Task to carry out: What is needed is an exact copy of every record below.

Data under study:
◆ ◆ ◆ ◆ ◆ ◆ ◆
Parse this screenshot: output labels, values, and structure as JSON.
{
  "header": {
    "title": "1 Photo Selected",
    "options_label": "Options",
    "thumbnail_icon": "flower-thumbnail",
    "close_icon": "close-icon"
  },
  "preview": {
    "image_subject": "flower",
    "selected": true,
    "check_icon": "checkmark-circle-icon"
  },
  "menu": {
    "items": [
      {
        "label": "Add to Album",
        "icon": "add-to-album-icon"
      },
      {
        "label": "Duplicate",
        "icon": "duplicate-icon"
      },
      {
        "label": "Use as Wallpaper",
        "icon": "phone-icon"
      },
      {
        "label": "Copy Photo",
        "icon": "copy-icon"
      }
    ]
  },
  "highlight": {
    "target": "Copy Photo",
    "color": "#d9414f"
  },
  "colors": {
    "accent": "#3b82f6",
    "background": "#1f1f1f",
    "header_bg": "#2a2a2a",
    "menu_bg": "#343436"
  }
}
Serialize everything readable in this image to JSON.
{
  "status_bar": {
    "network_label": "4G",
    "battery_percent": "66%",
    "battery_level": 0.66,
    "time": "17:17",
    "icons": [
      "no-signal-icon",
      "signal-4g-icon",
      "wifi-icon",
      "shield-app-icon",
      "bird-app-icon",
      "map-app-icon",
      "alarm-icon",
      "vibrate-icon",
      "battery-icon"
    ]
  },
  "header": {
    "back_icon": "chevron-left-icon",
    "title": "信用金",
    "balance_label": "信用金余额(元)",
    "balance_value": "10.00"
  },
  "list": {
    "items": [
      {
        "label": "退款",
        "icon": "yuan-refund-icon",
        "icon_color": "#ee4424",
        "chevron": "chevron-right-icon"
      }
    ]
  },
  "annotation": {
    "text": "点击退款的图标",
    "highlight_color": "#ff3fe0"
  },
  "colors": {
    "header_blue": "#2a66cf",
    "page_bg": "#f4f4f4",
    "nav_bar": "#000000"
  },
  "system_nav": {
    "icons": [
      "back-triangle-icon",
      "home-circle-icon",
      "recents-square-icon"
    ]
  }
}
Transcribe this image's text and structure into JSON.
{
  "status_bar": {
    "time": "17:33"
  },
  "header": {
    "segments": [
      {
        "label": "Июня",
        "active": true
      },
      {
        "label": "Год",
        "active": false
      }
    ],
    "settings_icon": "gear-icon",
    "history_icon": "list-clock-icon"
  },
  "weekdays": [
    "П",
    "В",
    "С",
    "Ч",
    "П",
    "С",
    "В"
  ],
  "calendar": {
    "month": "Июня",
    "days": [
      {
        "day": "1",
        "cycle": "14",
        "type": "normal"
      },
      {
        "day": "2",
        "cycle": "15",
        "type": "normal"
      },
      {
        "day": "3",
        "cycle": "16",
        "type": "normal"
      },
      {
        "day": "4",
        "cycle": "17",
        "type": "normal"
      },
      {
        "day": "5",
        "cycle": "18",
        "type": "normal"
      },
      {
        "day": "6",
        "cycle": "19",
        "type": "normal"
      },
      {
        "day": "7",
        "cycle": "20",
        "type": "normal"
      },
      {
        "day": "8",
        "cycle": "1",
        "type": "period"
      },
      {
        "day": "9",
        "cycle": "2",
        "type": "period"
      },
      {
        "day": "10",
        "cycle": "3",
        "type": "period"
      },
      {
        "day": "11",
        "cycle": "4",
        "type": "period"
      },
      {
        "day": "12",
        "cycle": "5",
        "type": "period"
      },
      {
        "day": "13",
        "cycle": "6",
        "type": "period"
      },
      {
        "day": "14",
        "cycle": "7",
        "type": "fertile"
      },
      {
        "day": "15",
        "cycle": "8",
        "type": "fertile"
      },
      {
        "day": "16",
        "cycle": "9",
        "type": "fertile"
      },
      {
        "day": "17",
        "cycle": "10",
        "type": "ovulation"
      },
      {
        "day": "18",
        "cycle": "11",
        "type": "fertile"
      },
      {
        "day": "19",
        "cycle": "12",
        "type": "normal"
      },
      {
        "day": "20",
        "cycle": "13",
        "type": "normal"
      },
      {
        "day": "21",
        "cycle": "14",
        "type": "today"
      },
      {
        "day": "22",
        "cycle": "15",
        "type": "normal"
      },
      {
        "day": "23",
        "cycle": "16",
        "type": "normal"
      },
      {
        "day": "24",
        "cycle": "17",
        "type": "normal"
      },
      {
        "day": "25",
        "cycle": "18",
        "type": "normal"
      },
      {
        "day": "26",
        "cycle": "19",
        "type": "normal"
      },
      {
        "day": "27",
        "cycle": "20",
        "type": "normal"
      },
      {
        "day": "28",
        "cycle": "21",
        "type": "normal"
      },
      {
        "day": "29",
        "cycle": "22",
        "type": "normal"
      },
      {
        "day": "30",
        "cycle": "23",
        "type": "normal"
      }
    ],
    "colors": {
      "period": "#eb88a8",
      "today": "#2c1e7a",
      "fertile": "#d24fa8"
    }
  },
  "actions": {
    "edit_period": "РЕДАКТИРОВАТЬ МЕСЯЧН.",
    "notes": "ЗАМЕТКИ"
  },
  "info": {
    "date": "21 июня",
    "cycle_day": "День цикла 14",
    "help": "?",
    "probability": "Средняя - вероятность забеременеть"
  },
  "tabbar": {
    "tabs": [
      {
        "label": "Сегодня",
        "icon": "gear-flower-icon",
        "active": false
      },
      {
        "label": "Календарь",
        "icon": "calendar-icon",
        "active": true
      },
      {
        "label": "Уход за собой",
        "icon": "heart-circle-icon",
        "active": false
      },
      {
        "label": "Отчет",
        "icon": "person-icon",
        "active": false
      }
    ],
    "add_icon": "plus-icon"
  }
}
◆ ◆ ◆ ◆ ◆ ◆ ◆
Task output:
Parse this screenshot: output labels, values, and structure as JSON.
{
  "header": {
    "title": "1 Photo Selected",
    "options_label": "Options",
    "thumbnail_icon": "flower-thumbnail",
    "close_icon": "close-icon"
  },
  "preview": {
    "image_subject": "flower",
    "selected": true,
    "check_icon": "checkmark-circle-icon"
  },
  "menu": {
    "items": [
      {
        "label": "Add to Album",
        "icon": "add-to-album-icon"
      },
      {
        "label": "Duplicate",
        "icon": "duplicate-icon"
      },
      {
        "label": "Use as Wallpaper",
        "icon": "phone-icon"
      },
      {
        "label": "Copy Photo",
        "icon": "copy-icon"
      }
    ]
  },
  "highlight": {
    "target": "Copy Photo",
    "color": "#d9414f"
  },
  "colors": {
    "accent": "#3b82f6",
    "background": "#1f1f1f",
    "header_bg": "#2a2a2a",
    "menu_bg": "#343436"
  }
}
Serialize everything readable in this image to JSON.
{
  "status_bar": {
    "network_label": "4G",
    "battery_percent": "66%",
    "battery_level": 0.66,
    "time": "17:17",
    "icons": [
      "no-signal-icon",
      "signal-4g-icon",
      "wifi-icon",
      "shield-app-icon",
      "bird-app-icon",
      "map-app-icon",
      "alarm-icon",
      "vibrate-icon",
      "battery-icon"
    ]
  },
  "header": {
    "back_icon": "chevron-left-icon",
    "title": "信用金",
    "balance_label": "信用金余额(元)",
    "balance_value": "10.00"
  },
  "list": {
    "items": [
      {
        "label": "退款",
        "icon": "yuan-refund-icon",
        "icon_color": "#ee4424",
        "chevron": "chevron-right-icon"
      }
    ]
  },
  "annotation": {
    "text": "点击退款的图标",
    "highlight_color": "#ff3fe0"
  },
  "colors": {
    "header_blue": "#2a66cf",
    "page_bg": "#f4f4f4",
    "nav_bar": "#000000"
  },
  "system_nav": {
    "icons": [
      "back-triangle-icon",
      "home-circle-icon",
      "recents-square-icon"
    ]
  }
}
Transcribe this image's text and structure into JSON.
{
  "status_bar": {
    "time": "17:33"
  },
  "header": {
    "segments": [
      {
        "label": "Июня",
        "active": true
      },
      {
        "label": "Год",
        "active": false
      }
    ],
    "settings_icon": "gear-icon",
    "history_icon": "list-clock-icon"
  },
  "weekdays": [
    "П",
    "В",
    "С",
    "Ч",
    "П",
    "С",
    "В"
  ],
  "calendar": {
    "month": "Июня",
    "days": [
      {
        "day": "1",
        "cycle": "14",
        "type": "normal"
      },
      {
        "day": "2",
        "cycle": "15",
        "type": "normal"
      },
      {
        "day": "3",
        "cycle": "16",
        "type": "normal"
      },
      {
        "day": "4",
        "cycle": "17",
        "type": "normal"
      },
      {
        "day": "5",
        "cycle": "18",
        "type": "normal"
      },
      {
        "day": "6",
        "cycle": "19",
        "type": "normal"
      },
      {
        "day": "7",
        "cycle": "20",
        "type": "normal"
      },
      {
        "day": "8",
        "cycle": "1",
        "type": "period"
      },
      {
        "day": "9",
        "cycle": "2",
        "type": "period"
      },
      {
        "day": "10",
        "cycle": "3",
        "type": "period"
      },
      {
        "day": "11",
        "cycle": "4",
        "type": "period"
      },
      {
        "day": "12",
        "cycle": "5",
        "type": "period"
      },
      {
        "day": "13",
        "cycle": "6",
        "type": "period"
      },
      {
        "day": "14",
        "cycle": "7",
        "type": "fertile"
      },
      {
        "day": "15",
        "cycle": "8",
        "type": "fertile"
      },
      {
        "day": "16",
        "cycle": "9",
        "type": "fertile"
      },
      {
        "day": "17",
        "cycle": "10",
        "type": "ovulation"
      },
      {
        "day": "18",
        "cycle": "11",
        "type": "fertile"
      },
      {
        "day": "19",
        "cycle": "12",
        "type": "normal"
      },
      {
        "day": "20",
        "cycle": "13",
        "type": "normal"
      },
      {
        "day": "21",
        "cycle": "14",
        "type": "today"
      },
      {
        "day": "22",
        "cycle": "15",
        "type": "normal"
      },
      {
        "day": "23",
        "cycle": "16",
        "type": "normal"
      },
      {
        "day": "24",
        "cycle": "17",
        "type": "normal"
      },
      {
        "day": "25",
        "cycle": "18",
        "type": "normal"
      },
      {
        "day": "26",
        "cycle": "19",
        "type": "normal"
      },
      {
        "day": "27",
        "cycle": "20",
        "type": "normal"
      },
      {
        "day": "28",
        "cycle": "21",
        "type": "normal"
      },
      {
        "day": "29",
        "cycle": "22",
        "type": "normal"
      },
      {
        "day": "30",
        "cycle": "23",
        "type": "normal"
      }
    ],
    "colors": {
      "period": "#eb88a8",
      "today": "#2c1e7a",
      "fertile": "#d24fa8"
    }
  },
  "actions": {
    "edit_period": "РЕДАКТИРОВАТЬ МЕСЯЧН.",
    "notes": "ЗАМЕТКИ"
  },
  "info": {
    "date": "21 июня",
    "cycle_day": "День цикла 14",
    "help": "?",
    "probability": "Средняя - вероятность забеременеть"
  },
  "tabbar": {
    "tabs": [
      {
        "label": "Сегодня",
        "icon": "gear-flower-icon",
        "active": false
      },
      {
        "label": "Календарь",
        "icon": "calendar-icon",
        "active": true
      },
      {
        "label": "Уход за собой",
        "icon": "heart-circle-icon",
        "active": false
      },
      {
        "label": "Отчет",
        "icon": "person-icon",
        "active": false
      }
    ],
    "add_icon": "plus-icon"
  }
}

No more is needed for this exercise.